Like it or not, the EU’s role in our lives is growing. Parliament has a chance to put a halt to that by refusing to ratify the Lisbon treaty. However, if, as we suspect, British MPs ratify the treaty and the matter is not referred to voters in a referendum as requested by our party and promised by Tony Blair, the European Parliament’s role will continue to grow. MEPs will extend their role as co-legislators across many more policy areas, and for all that the increasingly Eurosceptic Conservative parliamentary party in Westminster works itself into a frenzy MPs will have less legislative powers, although in fairness the Lisbon Treaty seeks to partially enhance the power of national parliaments in EU legislation. Also Theresa May in her discussion paper is right that we could do a lot more to increase the power of MPs over the executive in scrutinising what UK Ministers get-up to in the EU Council of Ministers as practiced by the Danish parliament which give specific mandates to vote one way or another to their Ministers.

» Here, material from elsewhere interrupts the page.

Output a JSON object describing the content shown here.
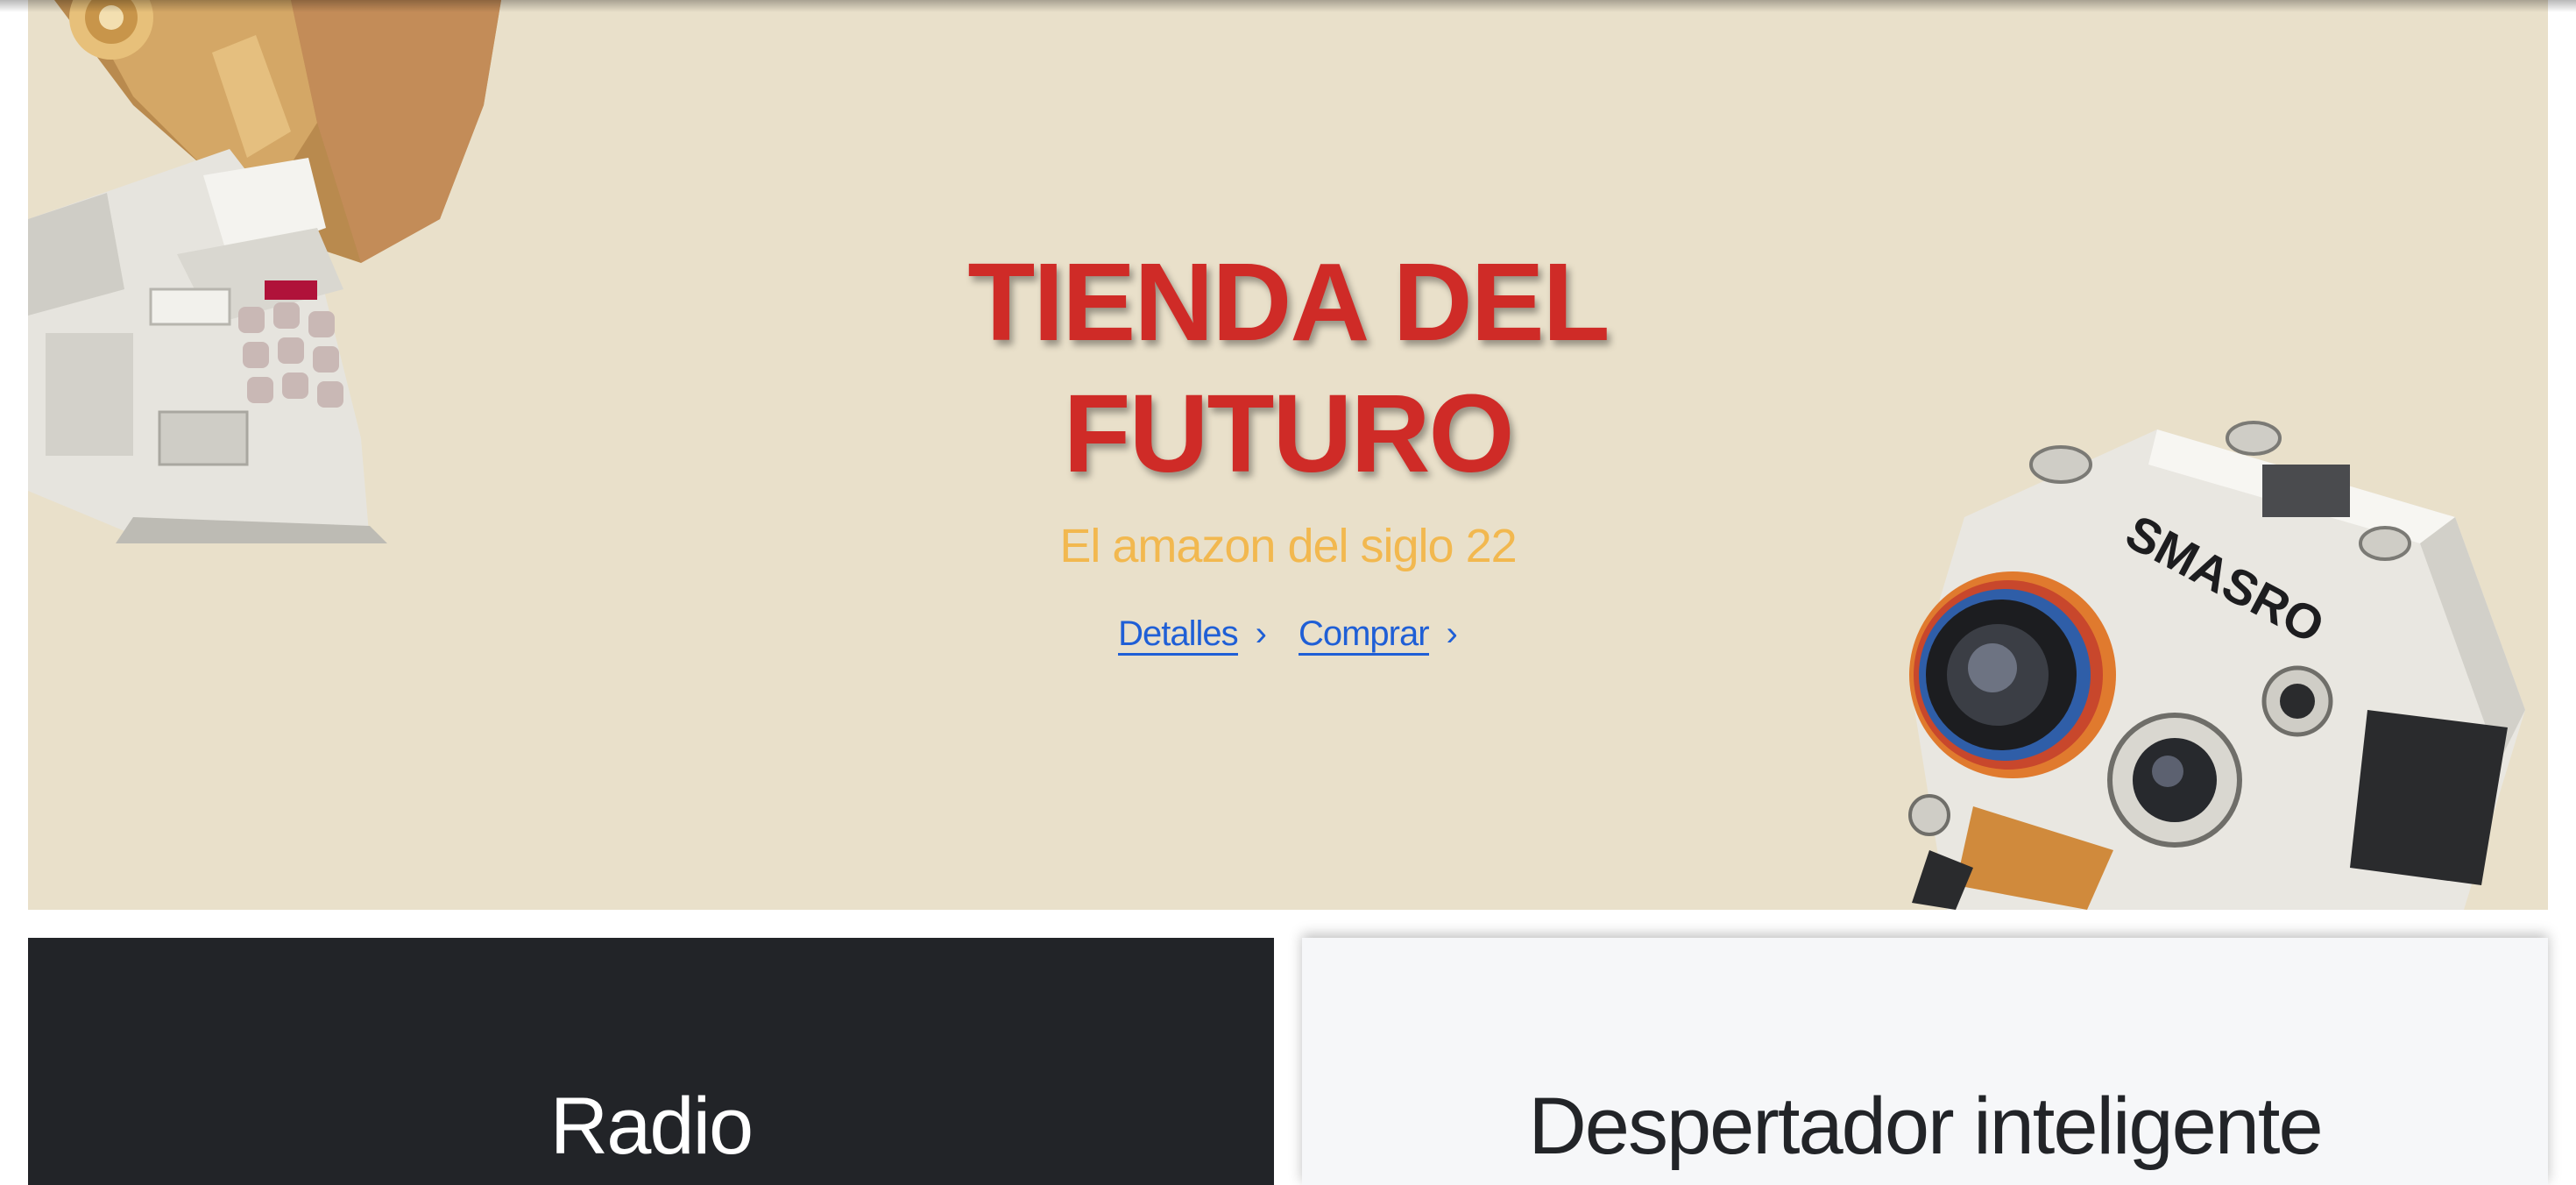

I like most Conservatives am against the further ceding of powers to Brussels as embodied in the Lisbon treaty, without the express consent of the British people. However, even if the treaty is killed off the influence of MEPs is unlikely to go away. The party needs to accept this as a fact of life and to bring MEPs committed to fighting for British interests more into the mainstream. The logical consequence of relegating the work of MEPs and the European Parliament to the margins is to mentally withdraw from the European Union with a view to actual withdrawal at a later date. Much as that understandably appeals to many Tory party members, it has never been party policy and is unlikely to become so in the near future.